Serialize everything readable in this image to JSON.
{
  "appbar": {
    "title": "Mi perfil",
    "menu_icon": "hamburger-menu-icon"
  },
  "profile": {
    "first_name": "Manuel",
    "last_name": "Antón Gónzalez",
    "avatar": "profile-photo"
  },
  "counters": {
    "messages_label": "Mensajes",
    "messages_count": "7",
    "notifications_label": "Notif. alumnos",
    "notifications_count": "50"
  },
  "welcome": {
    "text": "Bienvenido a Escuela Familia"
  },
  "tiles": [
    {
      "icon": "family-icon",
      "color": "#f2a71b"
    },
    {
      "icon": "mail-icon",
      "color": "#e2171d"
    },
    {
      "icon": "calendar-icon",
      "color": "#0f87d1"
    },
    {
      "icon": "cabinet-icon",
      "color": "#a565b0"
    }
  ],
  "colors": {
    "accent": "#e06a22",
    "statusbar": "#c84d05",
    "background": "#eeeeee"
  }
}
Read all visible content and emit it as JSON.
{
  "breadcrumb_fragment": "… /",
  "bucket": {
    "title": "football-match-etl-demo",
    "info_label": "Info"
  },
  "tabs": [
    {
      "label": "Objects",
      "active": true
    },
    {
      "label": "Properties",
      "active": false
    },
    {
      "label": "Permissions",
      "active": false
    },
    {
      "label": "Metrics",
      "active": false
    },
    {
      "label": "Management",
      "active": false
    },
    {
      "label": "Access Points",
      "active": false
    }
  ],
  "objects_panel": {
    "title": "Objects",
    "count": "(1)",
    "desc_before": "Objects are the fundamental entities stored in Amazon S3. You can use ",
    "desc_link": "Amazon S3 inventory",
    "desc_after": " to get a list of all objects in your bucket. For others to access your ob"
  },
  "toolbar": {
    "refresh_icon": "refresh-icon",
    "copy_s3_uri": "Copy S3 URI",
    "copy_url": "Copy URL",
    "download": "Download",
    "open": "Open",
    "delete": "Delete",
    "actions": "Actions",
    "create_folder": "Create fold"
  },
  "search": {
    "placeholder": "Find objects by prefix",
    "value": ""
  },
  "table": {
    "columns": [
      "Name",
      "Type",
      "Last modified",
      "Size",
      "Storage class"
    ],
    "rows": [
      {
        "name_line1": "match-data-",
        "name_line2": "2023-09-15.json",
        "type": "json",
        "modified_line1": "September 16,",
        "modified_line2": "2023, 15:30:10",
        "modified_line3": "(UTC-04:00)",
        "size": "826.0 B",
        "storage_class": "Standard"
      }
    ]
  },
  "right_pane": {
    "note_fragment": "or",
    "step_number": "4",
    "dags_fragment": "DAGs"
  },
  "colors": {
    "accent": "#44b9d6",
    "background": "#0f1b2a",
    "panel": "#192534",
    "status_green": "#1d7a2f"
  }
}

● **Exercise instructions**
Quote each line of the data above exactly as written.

● **Task answer**
Serialize everything readable in this image to JSON.
{
  "appbar": {
    "title": "Mi perfil",
    "menu_icon": "hamburger-menu-icon"
  },
  "profile": {
    "first_name": "Manuel",
    "last_name": "Antón Gónzalez",
    "avatar": "profile-photo"
  },
  "counters": {
    "messages_label": "Mensajes",
    "messages_count": "7",
    "notifications_label": "Notif. alumnos",
    "notifications_count": "50"
  },
  "welcome": {
    "text": "Bienvenido a Escuela Familia"
  },
  "tiles": [
    {
      "icon": "family-icon",
      "color": "#f2a71b"
    },
    {
      "icon": "mail-icon",
      "color": "#e2171d"
    },
    {
      "icon": "calendar-icon",
      "color": "#0f87d1"
    },
    {
      "icon": "cabinet-icon",
      "color": "#a565b0"
    }
  ],
  "colors": {
    "accent": "#e06a22",
    "statusbar": "#c84d05",
    "background": "#eeeeee"
  }
}
Read all visible content and emit it as JSON.
{
  "breadcrumb_fragment": "… /",
  "bucket": {
    "title": "football-match-etl-demo",
    "info_label": "Info"
  },
  "tabs": [
    {
      "label": "Objects",
      "active": true
    },
    {
      "label": "Properties",
      "active": false
    },
    {
      "label": "Permissions",
      "active": false
    },
    {
      "label": "Metrics",
      "active": false
    },
    {
      "label": "Management",
      "active": false
    },
    {
      "label": "Access Points",
      "active": false
    }
  ],
  "objects_panel": {
    "title": "Objects",
    "count": "(1)",
    "desc_before": "Objects are the fundamental entities stored in Amazon S3. You can use ",
    "desc_link": "Amazon S3 inventory",
    "desc_after": " to get a list of all objects in your bucket. For others to access your ob"
  },
  "toolbar": {
    "refresh_icon": "refresh-icon",
    "copy_s3_uri": "Copy S3 URI",
    "copy_url": "Copy URL",
    "download": "Download",
    "open": "Open",
    "delete": "Delete",
    "actions": "Actions",
    "create_folder": "Create fold"
  },
  "search": {
    "placeholder": "Find objects by prefix",
    "value": ""
  },
  "table": {
    "columns": [
      "Name",
      "Type",
      "Last modified",
      "Size",
      "Storage class"
    ],
    "rows": [
      {
        "name_line1": "match-data-",
        "name_line2": "2023-09-15.json",
        "type": "json",
        "modified_line1": "September 16,",
        "modified_line2": "2023, 15:30:10",
        "modified_line3": "(UTC-04:00)",
        "size": "826.0 B",
        "storage_class": "Standard"
      }
    ]
  },
  "right_pane": {
    "note_fragment": "or",
    "step_number": "4",
    "dags_fragment": "DAGs"
  },
  "colors": {
    "accent": "#44b9d6",
    "background": "#0f1b2a",
    "panel": "#192534",
    "status_green": "#1d7a2f"
  }
}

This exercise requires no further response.